Exercise goal: Which lines in the records below contain the word "accent"? Copy each of them.
──────
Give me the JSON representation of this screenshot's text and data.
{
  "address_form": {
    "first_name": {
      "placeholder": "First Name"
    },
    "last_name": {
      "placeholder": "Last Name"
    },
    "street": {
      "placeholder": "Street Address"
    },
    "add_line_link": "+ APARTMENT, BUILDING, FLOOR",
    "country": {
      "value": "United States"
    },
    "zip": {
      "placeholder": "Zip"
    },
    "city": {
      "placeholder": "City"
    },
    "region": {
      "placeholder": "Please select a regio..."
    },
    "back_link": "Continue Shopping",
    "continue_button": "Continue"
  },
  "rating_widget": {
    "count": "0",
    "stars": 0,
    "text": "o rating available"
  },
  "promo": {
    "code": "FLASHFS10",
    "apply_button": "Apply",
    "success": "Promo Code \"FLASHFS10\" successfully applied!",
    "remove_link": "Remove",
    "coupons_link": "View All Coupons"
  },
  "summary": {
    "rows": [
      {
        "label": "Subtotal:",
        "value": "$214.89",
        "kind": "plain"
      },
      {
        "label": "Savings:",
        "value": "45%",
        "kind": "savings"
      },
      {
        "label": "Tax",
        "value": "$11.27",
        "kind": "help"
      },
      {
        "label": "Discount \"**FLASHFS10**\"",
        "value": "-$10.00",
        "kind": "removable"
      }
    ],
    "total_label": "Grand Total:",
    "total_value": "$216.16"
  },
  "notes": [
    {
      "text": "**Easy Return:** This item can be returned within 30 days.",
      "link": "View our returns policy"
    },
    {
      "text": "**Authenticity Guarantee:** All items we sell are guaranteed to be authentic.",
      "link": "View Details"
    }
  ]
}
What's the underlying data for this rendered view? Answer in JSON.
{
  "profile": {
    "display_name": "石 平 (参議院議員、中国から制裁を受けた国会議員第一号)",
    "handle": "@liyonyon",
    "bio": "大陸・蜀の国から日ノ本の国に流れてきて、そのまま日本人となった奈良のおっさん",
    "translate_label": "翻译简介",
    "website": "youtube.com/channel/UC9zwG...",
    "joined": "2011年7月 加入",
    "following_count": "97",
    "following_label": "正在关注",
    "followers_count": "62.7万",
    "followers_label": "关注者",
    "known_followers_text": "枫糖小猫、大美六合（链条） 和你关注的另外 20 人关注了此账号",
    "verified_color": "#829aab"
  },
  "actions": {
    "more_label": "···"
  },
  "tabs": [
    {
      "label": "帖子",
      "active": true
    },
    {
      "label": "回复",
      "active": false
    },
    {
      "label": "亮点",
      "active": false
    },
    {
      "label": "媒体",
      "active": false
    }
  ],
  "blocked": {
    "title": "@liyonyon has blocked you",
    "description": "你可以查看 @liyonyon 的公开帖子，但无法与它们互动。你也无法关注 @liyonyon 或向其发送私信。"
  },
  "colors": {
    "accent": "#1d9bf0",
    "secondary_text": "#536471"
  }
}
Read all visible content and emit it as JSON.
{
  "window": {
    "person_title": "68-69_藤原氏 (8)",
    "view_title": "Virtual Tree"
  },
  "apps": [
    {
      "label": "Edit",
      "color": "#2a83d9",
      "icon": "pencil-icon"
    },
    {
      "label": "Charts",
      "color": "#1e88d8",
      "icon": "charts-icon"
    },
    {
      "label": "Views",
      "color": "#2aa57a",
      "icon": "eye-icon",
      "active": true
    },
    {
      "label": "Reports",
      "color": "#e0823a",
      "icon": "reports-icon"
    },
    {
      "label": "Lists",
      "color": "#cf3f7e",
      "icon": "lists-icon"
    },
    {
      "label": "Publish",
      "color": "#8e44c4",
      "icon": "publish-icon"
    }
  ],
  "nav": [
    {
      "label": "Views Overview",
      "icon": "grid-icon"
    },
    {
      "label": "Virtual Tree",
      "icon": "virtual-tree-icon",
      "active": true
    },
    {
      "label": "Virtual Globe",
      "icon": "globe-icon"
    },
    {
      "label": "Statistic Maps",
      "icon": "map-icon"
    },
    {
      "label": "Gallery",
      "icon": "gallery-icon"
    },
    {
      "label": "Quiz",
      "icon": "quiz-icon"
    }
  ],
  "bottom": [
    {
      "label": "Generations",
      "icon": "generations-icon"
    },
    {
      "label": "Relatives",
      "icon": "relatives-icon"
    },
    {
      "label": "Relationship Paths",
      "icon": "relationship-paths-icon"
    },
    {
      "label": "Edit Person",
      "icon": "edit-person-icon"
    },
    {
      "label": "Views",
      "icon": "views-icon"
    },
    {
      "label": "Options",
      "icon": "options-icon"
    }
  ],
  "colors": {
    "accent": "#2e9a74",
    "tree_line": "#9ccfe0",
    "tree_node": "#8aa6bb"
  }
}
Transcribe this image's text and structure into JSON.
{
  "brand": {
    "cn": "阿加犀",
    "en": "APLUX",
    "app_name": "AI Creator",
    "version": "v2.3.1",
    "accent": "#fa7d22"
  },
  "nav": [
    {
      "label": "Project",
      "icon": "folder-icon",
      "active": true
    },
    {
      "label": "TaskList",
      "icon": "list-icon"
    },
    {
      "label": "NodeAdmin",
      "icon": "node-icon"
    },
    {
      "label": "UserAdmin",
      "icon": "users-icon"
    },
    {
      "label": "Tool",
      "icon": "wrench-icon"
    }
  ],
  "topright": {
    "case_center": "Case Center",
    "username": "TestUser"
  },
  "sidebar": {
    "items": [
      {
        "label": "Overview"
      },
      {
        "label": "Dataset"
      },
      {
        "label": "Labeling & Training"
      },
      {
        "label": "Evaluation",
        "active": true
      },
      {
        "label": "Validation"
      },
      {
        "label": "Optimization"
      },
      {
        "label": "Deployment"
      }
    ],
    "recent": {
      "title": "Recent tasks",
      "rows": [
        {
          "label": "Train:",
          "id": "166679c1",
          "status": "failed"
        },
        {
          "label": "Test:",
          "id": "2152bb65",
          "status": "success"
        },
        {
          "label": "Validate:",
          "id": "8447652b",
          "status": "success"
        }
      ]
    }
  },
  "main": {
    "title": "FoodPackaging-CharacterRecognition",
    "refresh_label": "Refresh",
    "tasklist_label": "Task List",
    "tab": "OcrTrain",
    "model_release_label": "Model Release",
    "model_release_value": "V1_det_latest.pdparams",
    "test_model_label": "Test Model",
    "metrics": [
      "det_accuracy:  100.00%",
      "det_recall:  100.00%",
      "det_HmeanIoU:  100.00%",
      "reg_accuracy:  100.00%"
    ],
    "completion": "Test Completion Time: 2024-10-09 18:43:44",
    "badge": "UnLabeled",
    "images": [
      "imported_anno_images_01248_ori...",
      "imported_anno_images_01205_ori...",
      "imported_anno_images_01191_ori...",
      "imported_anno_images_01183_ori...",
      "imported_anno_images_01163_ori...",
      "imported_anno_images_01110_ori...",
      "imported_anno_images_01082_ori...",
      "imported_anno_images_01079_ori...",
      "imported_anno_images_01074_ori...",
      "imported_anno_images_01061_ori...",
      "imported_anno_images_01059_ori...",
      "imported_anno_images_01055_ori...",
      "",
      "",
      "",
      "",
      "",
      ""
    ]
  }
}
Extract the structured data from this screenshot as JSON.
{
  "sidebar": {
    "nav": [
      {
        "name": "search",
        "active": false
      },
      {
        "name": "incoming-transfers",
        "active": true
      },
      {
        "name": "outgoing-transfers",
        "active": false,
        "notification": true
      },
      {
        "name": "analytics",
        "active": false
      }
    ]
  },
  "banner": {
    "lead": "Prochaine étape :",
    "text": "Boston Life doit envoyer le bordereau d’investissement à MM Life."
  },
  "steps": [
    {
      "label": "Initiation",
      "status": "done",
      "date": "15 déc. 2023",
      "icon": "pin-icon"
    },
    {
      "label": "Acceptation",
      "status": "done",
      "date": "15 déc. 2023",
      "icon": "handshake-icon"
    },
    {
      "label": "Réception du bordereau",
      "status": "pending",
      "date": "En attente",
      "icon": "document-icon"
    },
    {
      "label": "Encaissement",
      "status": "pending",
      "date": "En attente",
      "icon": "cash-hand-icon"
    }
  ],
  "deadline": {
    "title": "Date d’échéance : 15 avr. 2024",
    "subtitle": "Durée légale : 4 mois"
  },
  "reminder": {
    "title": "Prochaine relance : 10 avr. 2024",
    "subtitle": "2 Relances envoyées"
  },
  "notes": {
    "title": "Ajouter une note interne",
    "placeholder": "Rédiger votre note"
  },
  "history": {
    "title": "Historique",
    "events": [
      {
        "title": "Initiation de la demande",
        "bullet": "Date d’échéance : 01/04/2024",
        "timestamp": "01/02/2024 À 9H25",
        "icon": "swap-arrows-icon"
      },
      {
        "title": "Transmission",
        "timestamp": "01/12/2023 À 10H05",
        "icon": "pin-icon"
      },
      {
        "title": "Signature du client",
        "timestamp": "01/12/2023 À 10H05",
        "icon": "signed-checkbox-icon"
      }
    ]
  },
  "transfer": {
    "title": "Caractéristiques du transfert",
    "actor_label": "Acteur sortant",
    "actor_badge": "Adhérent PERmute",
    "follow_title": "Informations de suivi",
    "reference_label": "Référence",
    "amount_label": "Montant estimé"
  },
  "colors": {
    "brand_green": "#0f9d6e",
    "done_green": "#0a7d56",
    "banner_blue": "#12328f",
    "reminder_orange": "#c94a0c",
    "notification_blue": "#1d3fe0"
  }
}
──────
Answer to the exercise:
    "accent": "#1d9bf0",
    "accent": "#2e9a74",
    "accent": "#fa7d22"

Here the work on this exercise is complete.